What you will do:
Each line below is to be written out once more, precisely as given.

····················

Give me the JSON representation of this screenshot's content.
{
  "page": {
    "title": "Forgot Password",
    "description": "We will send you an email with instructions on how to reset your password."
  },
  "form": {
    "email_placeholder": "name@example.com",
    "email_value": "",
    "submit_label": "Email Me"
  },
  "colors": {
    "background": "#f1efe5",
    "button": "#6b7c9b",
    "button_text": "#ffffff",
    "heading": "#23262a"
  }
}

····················

Your solution:
Give me the JSON representation of this screenshot's content.
{
  "page": {
    "title": "Forgot Password",
    "description": "We will send you an email with instructions on how to reset your password."
  },
  "form": {
    "email_placeholder": "name@example.com",
    "email_value": "",
    "submit_label": "Email Me"
  },
  "colors": {
    "background": "#f1efe5",
    "button": "#6b7c9b",
    "button_text": "#ffffff",
    "heading": "#23262a"
  }
}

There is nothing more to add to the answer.